(DATA FOR PROCESSING)

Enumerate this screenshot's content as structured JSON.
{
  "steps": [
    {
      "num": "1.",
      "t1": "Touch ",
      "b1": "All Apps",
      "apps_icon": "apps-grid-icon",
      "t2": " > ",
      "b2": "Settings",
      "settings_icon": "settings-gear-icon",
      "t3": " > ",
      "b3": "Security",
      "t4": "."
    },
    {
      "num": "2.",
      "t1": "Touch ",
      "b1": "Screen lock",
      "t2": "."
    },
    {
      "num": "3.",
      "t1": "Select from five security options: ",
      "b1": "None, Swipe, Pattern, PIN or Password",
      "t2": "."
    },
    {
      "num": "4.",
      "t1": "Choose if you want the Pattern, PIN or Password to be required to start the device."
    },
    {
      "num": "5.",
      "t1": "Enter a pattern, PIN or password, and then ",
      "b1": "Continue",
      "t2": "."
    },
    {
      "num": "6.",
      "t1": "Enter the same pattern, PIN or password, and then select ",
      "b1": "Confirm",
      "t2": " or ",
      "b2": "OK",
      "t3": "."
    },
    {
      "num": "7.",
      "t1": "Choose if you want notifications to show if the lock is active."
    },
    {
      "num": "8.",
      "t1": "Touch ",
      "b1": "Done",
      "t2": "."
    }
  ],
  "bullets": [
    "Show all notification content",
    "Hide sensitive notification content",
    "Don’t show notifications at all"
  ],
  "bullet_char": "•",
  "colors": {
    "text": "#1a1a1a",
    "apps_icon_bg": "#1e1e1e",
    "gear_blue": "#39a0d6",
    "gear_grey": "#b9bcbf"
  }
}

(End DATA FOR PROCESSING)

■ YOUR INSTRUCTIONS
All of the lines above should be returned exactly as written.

■ SOLUTION FOR THIS PROBLEM
Enumerate this screenshot's content as structured JSON.
{
  "steps": [
    {
      "num": "1.",
      "t1": "Touch ",
      "b1": "All Apps",
      "apps_icon": "apps-grid-icon",
      "t2": " > ",
      "b2": "Settings",
      "settings_icon": "settings-gear-icon",
      "t3": " > ",
      "b3": "Security",
      "t4": "."
    },
    {
      "num": "2.",
      "t1": "Touch ",
      "b1": "Screen lock",
      "t2": "."
    },
    {
      "num": "3.",
      "t1": "Select from five security options: ",
      "b1": "None, Swipe, Pattern, PIN or Password",
      "t2": "."
    },
    {
      "num": "4.",
      "t1": "Choose if you want the Pattern, PIN or Password to be required to start the device."
    },
    {
      "num": "5.",
      "t1": "Enter a pattern, PIN or password, and then ",
      "b1": "Continue",
      "t2": "."
    },
    {
      "num": "6.",
      "t1": "Enter the same pattern, PIN or password, and then select ",
      "b1": "Confirm",
      "t2": " or ",
      "b2": "OK",
      "t3": "."
    },
    {
      "num": "7.",
      "t1": "Choose if you want notifications to show if the lock is active."
    },
    {
      "num": "8.",
      "t1": "Touch ",
      "b1": "Done",
      "t2": "."
    }
  ],
  "bullets": [
    "Show all notification content",
    "Hide sensitive notification content",
    "Don’t show notifications at all"
  ],
  "bullet_char": "•",
  "colors": {
    "text": "#1a1a1a",
    "apps_icon_bg": "#1e1e1e",
    "gear_blue": "#39a0d6",
    "gear_grey": "#b9bcbf"
  }
}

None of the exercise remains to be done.